» Source material:
###
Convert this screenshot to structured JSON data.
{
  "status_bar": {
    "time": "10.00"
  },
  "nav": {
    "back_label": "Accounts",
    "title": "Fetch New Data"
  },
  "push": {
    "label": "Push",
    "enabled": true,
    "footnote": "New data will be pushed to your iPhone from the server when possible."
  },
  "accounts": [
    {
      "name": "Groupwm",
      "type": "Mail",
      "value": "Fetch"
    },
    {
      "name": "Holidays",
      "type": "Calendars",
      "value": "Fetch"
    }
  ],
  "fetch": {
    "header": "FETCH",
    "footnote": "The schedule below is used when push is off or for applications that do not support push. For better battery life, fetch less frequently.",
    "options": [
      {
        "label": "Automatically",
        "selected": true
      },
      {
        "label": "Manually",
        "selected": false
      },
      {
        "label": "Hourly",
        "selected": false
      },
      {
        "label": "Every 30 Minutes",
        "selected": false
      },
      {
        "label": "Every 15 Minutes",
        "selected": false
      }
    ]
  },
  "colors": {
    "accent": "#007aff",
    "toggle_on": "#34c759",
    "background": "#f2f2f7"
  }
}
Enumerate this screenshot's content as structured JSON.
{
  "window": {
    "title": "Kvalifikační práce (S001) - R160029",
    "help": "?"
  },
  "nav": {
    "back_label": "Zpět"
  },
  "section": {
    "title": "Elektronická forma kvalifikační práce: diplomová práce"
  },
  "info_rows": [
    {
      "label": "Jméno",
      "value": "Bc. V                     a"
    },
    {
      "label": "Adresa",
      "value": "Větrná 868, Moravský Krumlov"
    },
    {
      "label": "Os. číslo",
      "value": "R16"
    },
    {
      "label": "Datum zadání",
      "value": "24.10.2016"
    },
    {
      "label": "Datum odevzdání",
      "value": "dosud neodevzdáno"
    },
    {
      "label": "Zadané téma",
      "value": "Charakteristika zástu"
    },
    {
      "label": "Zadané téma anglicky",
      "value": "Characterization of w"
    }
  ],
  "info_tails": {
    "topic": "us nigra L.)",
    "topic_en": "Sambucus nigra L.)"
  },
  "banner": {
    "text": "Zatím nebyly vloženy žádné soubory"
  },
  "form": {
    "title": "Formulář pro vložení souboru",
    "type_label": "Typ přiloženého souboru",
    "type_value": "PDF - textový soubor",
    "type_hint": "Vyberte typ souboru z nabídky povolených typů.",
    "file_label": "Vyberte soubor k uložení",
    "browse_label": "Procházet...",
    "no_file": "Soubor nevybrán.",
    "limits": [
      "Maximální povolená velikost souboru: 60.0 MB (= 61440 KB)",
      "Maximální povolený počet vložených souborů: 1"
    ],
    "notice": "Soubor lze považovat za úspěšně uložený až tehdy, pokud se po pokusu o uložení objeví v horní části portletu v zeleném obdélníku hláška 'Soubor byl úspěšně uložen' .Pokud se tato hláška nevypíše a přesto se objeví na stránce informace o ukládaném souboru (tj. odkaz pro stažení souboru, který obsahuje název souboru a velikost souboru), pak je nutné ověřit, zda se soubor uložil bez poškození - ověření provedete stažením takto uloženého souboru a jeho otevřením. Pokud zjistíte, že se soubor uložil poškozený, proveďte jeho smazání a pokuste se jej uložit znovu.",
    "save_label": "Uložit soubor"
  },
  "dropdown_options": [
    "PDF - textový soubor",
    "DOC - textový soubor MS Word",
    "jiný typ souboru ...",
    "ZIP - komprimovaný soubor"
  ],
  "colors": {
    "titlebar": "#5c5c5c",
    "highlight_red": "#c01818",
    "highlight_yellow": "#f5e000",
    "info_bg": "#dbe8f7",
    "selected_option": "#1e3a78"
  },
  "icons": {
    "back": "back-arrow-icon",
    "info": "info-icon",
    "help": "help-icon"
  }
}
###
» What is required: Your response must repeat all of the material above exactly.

» Response to the task:
Convert this screenshot to structured JSON data.
{
  "status_bar": {
    "time": "10.00"
  },
  "nav": {
    "back_label": "Accounts",
    "title": "Fetch New Data"
  },
  "push": {
    "label": "Push",
    "enabled": true,
    "footnote": "New data will be pushed to your iPhone from the server when possible."
  },
  "accounts": [
    {
      "name": "Groupwm",
      "type": "Mail",
      "value": "Fetch"
    },
    {
      "name": "Holidays",
      "type": "Calendars",
      "value": "Fetch"
    }
  ],
  "fetch": {
    "header": "FETCH",
    "footnote": "The schedule below is used when push is off or for applications that do not support push. For better battery life, fetch less frequently.",
    "options": [
      {
        "label": "Automatically",
        "selected": true
      },
      {
        "label": "Manually",
        "selected": false
      },
      {
        "label": "Hourly",
        "selected": false
      },
      {
        "label": "Every 30 Minutes",
        "selected": false
      },
      {
        "label": "Every 15 Minutes",
        "selected": false
      }
    ]
  },
  "colors": {
    "accent": "#007aff",
    "toggle_on": "#34c759",
    "background": "#f2f2f7"
  }
}
Enumerate this screenshot's content as structured JSON.
{
  "window": {
    "title": "Kvalifikační práce (S001) - R160029",
    "help": "?"
  },
  "nav": {
    "back_label": "Zpět"
  },
  "section": {
    "title": "Elektronická forma kvalifikační práce: diplomová práce"
  },
  "info_rows": [
    {
      "label": "Jméno",
      "value": "Bc. V                     a"
    },
    {
      "label": "Adresa",
      "value": "Větrná 868, Moravský Krumlov"
    },
    {
      "label": "Os. číslo",
      "value": "R16"
    },
    {
      "label": "Datum zadání",
      "value": "24.10.2016"
    },
    {
      "label": "Datum odevzdání",
      "value": "dosud neodevzdáno"
    },
    {
      "label": "Zadané téma",
      "value": "Charakteristika zástu"
    },
    {
      "label": "Zadané téma anglicky",
      "value": "Characterization of w"
    }
  ],
  "info_tails": {
    "topic": "us nigra L.)",
    "topic_en": "Sambucus nigra L.)"
  },
  "banner": {
    "text": "Zatím nebyly vloženy žádné soubory"
  },
  "form": {
    "title": "Formulář pro vložení souboru",
    "type_label": "Typ přiloženého souboru",
    "type_value": "PDF - textový soubor",
    "type_hint": "Vyberte typ souboru z nabídky povolených typů.",
    "file_label": "Vyberte soubor k uložení",
    "browse_label": "Procházet...",
    "no_file": "Soubor nevybrán.",
    "limits": [
      "Maximální povolená velikost souboru: 60.0 MB (= 61440 KB)",
      "Maximální povolený počet vložených souborů: 1"
    ],
    "notice": "Soubor lze považovat za úspěšně uložený až tehdy, pokud se po pokusu o uložení objeví v horní části portletu v zeleném obdélníku hláška 'Soubor byl úspěšně uložen' .Pokud se tato hláška nevypíše a přesto se objeví na stránce informace o ukládaném souboru (tj. odkaz pro stažení souboru, který obsahuje název souboru a velikost souboru), pak je nutné ověřit, zda se soubor uložil bez poškození - ověření provedete stažením takto uloženého souboru a jeho otevřením. Pokud zjistíte, že se soubor uložil poškozený, proveďte jeho smazání a pokuste se jej uložit znovu.",
    "save_label": "Uložit soubor"
  },
  "dropdown_options": [
    "PDF - textový soubor",
    "DOC - textový soubor MS Word",
    "jiný typ souboru ...",
    "ZIP - komprimovaný soubor"
  ],
  "colors": {
    "titlebar": "#5c5c5c",
    "highlight_red": "#c01818",
    "highlight_yellow": "#f5e000",
    "info_bg": "#dbe8f7",
    "selected_option": "#1e3a78"
  },
  "icons": {
    "back": "back-arrow-icon",
    "info": "info-icon",
    "help": "help-icon"
  }
}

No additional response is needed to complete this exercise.